Task directions -> Take from the records below each line that holds "Selection".

(App and web page records)
/---
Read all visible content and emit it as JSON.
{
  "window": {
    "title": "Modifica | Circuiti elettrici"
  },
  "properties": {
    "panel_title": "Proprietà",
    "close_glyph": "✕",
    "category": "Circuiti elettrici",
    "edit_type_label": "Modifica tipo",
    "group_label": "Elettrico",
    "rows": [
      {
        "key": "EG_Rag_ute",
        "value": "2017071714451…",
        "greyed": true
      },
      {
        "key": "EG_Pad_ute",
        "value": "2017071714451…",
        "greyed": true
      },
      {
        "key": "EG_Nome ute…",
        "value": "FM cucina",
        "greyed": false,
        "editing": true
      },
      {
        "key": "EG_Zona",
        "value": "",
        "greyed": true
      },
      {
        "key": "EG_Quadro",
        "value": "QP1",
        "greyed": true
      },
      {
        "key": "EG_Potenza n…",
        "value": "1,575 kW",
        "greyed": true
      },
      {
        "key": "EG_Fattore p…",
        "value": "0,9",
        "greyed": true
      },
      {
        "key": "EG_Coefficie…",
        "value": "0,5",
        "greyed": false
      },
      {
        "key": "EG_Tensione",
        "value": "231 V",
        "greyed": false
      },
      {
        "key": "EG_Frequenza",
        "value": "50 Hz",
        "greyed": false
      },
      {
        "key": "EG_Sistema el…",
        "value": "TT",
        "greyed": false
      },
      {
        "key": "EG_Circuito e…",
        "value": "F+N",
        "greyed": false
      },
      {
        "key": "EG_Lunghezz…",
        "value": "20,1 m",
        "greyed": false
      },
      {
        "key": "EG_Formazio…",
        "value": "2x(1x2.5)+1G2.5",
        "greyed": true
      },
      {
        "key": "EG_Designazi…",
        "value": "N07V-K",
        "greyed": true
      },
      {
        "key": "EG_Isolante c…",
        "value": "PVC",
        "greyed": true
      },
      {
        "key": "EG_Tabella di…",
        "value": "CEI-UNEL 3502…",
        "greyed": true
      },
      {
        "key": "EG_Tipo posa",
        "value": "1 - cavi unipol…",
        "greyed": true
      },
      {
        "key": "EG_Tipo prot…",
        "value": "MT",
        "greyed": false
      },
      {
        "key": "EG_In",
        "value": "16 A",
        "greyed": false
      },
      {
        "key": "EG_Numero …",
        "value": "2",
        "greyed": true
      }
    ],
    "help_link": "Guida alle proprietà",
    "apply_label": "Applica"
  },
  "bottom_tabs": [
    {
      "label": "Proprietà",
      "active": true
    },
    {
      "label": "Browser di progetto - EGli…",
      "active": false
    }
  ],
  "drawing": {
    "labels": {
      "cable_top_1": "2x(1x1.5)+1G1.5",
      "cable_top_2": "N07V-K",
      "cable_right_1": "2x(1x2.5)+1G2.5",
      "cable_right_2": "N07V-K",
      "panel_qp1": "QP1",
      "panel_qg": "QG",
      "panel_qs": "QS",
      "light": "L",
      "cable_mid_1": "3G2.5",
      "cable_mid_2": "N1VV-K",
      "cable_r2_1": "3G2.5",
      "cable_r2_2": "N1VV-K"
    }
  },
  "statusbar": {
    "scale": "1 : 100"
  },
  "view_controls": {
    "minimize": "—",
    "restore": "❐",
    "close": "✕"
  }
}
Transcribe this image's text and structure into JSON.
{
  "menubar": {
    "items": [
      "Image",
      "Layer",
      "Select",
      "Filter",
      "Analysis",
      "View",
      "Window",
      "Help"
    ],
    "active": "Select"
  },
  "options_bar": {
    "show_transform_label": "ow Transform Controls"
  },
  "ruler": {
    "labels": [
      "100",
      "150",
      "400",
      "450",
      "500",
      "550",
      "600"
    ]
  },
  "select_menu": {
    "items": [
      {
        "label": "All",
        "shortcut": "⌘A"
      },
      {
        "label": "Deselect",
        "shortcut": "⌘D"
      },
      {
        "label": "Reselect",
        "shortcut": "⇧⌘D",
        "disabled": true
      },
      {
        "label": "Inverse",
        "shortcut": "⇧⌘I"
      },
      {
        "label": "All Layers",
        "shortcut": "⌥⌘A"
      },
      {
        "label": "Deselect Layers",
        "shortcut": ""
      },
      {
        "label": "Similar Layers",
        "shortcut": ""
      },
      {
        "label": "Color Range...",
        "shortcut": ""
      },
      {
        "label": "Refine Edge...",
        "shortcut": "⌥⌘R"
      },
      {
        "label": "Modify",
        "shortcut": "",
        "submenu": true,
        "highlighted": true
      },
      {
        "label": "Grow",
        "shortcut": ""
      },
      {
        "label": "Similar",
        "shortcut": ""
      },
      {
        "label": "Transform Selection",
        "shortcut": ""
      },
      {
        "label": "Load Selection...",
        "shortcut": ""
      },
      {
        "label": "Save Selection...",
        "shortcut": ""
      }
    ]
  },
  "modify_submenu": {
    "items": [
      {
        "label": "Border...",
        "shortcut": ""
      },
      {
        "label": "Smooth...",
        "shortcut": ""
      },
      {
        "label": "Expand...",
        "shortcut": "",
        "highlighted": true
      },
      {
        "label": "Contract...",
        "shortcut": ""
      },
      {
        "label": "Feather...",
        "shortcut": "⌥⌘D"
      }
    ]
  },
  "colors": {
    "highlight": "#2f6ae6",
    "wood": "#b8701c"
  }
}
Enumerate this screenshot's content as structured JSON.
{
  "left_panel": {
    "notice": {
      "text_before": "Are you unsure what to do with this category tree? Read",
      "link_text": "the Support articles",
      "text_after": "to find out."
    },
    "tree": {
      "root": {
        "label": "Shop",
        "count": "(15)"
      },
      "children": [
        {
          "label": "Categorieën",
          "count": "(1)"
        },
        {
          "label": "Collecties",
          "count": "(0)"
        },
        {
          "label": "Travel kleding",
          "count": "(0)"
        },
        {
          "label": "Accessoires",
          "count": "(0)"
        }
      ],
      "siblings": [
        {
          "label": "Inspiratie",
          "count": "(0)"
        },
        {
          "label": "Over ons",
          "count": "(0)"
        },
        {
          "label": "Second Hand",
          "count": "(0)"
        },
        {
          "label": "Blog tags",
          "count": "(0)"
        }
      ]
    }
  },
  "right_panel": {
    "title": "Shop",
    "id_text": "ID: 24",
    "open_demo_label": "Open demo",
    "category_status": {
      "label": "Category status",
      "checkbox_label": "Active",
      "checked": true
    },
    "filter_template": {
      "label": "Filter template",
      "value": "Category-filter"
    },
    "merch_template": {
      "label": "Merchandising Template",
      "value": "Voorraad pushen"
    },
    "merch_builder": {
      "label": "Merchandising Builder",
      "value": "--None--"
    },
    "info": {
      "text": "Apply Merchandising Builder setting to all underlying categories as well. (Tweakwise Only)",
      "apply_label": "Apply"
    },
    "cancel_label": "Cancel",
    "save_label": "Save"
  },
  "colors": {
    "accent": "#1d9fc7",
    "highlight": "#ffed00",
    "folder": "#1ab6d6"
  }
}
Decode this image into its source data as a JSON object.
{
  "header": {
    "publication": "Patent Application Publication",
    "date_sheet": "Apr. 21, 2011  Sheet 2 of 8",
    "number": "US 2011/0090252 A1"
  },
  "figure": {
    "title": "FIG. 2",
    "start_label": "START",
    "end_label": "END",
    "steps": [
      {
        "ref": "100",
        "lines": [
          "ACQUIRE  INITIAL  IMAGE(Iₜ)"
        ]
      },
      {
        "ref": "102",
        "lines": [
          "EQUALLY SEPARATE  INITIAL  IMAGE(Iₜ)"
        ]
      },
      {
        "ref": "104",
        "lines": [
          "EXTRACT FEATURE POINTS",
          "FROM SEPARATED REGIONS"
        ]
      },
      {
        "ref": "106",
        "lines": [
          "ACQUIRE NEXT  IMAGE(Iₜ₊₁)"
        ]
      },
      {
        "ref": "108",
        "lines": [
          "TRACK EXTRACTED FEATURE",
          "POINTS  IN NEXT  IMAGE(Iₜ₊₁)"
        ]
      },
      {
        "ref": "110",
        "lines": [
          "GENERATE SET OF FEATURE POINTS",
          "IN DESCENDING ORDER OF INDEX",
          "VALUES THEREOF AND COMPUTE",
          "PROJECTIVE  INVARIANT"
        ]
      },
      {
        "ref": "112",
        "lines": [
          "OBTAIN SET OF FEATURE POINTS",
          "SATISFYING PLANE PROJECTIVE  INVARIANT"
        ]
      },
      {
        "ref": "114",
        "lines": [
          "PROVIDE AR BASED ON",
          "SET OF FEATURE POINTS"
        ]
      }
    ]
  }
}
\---
Task answer ->
        "label": "Transform Selection",
        "label": "Load Selection...",
        "label": "Save Selection...",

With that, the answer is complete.